The Mathematics Department offers programs leading to the master of arts (M.A.) and doctor of philosophy (Ph.D.) degrees. Contact the Division of Graduate Studies for further information on the M.A. and Ph.D. programs, as well as on university application procedures.
M.A. Degree Requirements
Students are required to complete two of Mathematics 200, 201, 202, 203; two of Mathematics 204, 205, 206; one of Mathematics 208, 209, 210; and complete five additional courses in mathematics or a related subject by approval. In addition, students must do one of the following:

pass an M.A.level preliminary examination;

write a master’s thesis.
Ph.D. Degree Requirements
All of the following are required:

obtain a firstlevel pass on at least one of the three written preliminary examinations and a secondlevel pass on at least one other. Students must complete the full course sequence in the track associated with the preliminary examination in which they did not achieve a firstlevel pass;

satisfy the foreignlanguage requirement;

pass the oral qualifying examination;

complete three quarters as a teaching assistant;

complete six graduate courses in mathematics other than Mathematics 200, 201, 202, 204, 205, 206, 208, 209, and 210. No more than three courses may be independent study or thesis research courses;

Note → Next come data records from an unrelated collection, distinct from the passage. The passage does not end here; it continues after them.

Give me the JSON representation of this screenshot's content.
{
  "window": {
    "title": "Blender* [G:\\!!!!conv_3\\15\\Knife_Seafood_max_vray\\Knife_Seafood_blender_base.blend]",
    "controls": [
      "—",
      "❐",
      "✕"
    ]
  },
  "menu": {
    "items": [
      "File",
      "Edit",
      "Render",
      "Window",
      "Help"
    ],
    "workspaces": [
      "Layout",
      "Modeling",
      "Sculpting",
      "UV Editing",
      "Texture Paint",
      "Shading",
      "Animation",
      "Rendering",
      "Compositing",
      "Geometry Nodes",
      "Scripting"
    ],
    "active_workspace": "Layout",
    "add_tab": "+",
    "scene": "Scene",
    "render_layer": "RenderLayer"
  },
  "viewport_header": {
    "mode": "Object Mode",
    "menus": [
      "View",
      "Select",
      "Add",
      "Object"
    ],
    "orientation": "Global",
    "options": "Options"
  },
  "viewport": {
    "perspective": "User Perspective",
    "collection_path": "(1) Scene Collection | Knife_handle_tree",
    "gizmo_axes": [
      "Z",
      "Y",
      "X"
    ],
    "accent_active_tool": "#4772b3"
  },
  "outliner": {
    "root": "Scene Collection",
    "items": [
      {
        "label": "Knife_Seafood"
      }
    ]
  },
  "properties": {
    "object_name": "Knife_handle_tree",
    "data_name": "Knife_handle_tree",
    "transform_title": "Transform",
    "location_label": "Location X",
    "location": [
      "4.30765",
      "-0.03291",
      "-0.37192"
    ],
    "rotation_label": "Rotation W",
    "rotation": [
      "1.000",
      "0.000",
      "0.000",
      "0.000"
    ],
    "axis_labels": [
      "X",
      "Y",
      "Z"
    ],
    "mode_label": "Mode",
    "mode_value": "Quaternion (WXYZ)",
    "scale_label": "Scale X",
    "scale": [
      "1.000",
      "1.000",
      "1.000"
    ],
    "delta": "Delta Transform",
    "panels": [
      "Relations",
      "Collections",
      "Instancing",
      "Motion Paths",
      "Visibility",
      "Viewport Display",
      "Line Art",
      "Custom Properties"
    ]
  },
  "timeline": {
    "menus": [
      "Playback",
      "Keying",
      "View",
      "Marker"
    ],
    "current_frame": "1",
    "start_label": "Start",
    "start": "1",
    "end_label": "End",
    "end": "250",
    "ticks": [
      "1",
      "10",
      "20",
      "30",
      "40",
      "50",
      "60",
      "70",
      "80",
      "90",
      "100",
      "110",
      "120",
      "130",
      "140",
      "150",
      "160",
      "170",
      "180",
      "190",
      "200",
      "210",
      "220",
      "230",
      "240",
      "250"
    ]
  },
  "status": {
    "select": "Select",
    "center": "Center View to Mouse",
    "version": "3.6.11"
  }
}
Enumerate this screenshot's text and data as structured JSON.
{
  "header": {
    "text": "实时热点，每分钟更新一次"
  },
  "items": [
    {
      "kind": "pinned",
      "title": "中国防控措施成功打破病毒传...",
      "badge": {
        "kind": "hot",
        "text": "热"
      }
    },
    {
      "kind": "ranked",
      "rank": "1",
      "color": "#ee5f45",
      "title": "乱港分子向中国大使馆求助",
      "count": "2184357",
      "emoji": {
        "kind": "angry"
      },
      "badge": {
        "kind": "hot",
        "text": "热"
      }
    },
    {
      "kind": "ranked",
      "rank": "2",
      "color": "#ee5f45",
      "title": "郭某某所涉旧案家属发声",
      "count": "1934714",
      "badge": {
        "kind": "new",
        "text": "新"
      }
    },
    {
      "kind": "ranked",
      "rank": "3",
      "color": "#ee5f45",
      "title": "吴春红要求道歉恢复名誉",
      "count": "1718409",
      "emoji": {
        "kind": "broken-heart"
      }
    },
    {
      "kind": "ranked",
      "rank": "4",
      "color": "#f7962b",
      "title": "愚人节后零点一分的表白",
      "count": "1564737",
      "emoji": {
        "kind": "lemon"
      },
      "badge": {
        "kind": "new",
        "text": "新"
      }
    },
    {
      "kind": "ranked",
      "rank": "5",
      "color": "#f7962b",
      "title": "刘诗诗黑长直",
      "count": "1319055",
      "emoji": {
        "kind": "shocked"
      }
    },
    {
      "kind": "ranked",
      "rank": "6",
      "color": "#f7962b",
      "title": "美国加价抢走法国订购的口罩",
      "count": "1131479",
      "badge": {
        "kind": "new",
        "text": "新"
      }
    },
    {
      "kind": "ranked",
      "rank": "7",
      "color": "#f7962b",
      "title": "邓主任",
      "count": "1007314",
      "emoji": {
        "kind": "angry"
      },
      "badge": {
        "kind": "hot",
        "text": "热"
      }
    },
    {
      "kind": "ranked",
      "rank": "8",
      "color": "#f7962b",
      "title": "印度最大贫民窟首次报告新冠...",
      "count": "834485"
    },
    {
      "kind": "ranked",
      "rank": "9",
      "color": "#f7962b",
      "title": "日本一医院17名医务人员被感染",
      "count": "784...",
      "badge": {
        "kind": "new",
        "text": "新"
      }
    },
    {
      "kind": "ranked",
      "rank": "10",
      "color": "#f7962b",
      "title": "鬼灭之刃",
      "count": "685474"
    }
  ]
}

write a Ph.D. thesis.
Students admitted to the Ph.D. program may receive an M.A. degree en route to the Ph.D.
Course Information
Mathematics 2, College Algebra for Calculus, is designed for students who do not meet the requirements for admission to Mathematics 3, Precalculus, and who need comprehensive and careful preparation for calculus. Mathematics 2 emphasizes algebra, graphs, and functions.
Mathematics 3, Precalculus, is recommended for students who need some preparation in algebra and trigonometry prior to taking calculus. This course covers functions and their inverse, exponentials, logarithms, and trigonometry.
Mathematics 11A and 11B, Calculus with Applications, are intended for biology and Earth sciences majors. However, students in these majors who score 400 or more points on the mathematics placement examination are strongly encouraged to take the 19AB sequence, which is required for most upperdivision mathematics courses. Laboratory sections are strongly advised.
Mathematics 19A and 19B, Calculus for Science, Engineering, and Mathematics, are intended for chemistry, computer engineering, computer science, electrical engineering, information systems management, mathematics, and physics majors. Laboratory sections are strongly advised.
Mathematics 20A and 20B, Honors Calculus, are intended for students who would enjoy delving particularly deeply into the foundational and theoretical issues of calculus. Laboratory sections are strongly advised.
Mathematics 21, Linear Algebra, covers vector spaces, matrices, determinants, systems of linear equations, and eigenvalues. It is intended for students in the physical and biological and social sciences and is prerequisite to Mathematics 111A.
Mathematics 22, Introduction to Calculus of Several Variables, is intended for science students whose schedules do not permit a full and comprehensive two quarters of multivariable calculus. Students who intend to pursue further studies in mathematics must take Mathematics 23AB and not 22. Laboratory sections are strongly advised.
Mathematics 23A and 23B, Vector Calculus, are intended for mathematics majors and minors and students in computer engineering, computer science, electrical engineering, information systems management, and physics majors which require more rigorous mathematical training. Laboratory sections are strongly advised.
Mathematics 100, Introduction to Proof and Problem Solving, is an introduction to the methodology of advanced mathematics, emphasizing proof techniques. Basic areas such as set theory and logic are introduced, together with extensive applications within mathematics. This course serves as a prerequisite for nearly all upperdivision courses and partially fulfills the Disciplinary Communication (DC) requirement.
Mathematics 200+, Graduatelevel courses. All graduate courses are open to undergraduates who have taken the recommended prerequisites; students should consult with the course instructor. Advanced undergraduates are strongly advised to take or audit graduate courses that interest them.
Revised: 09/01/14